Some form of congestion pricing—charging motorists for driving into downtown Boston during busier times of the day—and seriously upgrading mass transit access are among these recommendations.

The city’s commissioning of the report shows that officials are committed at least on paper to its overarching goals: a much more environmentally friendly city better equipped to deal with rising sea levels and extreme weather.

Yet, despite this, the city continues to sign off on—or at least not stand much in the way of—larger new parking facilities in Boston’s core areas, usually as part of a new development. Some of this is practicality. People are going to drive; not everyone can train or bus it in. Another part of it is making new developments that much more appealing to potential buyers, tenants, shoppers, etc., with cars.

At some point, though, the trend is going to have to stop. Right? A fare-free T and congestion pricing might both seem like long shots now, but encouraging people to travel into downtown areas—and to live there, too—without cars seems much more immediately doable.

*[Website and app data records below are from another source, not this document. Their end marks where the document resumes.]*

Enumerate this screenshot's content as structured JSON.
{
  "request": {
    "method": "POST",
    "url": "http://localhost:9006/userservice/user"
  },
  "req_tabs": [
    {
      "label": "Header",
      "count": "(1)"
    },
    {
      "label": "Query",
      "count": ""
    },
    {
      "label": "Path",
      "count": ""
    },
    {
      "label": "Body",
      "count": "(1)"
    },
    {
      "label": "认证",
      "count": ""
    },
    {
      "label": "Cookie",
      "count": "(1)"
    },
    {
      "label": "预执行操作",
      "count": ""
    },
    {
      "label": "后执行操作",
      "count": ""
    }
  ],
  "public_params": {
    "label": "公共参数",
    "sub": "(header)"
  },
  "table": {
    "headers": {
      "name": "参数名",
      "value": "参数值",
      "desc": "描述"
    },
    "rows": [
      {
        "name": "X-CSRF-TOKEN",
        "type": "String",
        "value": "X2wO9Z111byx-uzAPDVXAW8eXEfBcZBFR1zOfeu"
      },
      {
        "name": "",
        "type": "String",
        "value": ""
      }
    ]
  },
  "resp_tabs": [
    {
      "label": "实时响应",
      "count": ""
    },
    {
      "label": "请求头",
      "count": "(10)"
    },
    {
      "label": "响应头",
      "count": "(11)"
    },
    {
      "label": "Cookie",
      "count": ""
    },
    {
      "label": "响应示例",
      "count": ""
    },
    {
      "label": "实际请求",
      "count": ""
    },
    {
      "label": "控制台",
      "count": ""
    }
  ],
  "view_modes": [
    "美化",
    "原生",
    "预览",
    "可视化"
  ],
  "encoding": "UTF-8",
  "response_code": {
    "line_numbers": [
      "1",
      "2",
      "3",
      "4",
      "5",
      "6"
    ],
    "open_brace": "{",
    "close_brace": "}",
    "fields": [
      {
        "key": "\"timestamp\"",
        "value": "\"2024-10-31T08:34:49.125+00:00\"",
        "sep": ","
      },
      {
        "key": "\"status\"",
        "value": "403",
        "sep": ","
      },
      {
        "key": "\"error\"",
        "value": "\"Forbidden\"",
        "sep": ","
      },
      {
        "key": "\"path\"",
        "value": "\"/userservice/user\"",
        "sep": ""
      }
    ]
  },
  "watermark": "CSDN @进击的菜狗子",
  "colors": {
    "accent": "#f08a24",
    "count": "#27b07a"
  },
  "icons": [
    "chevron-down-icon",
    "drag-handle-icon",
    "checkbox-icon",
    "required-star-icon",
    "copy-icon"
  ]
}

Or at least that is our latest open thread. Is it time for Boston to stop approving larger parking facilities as part of new developments downtown? After all, conventional standalone parking garages in Boston are already starting to go extinct. Sound off in the comments section below.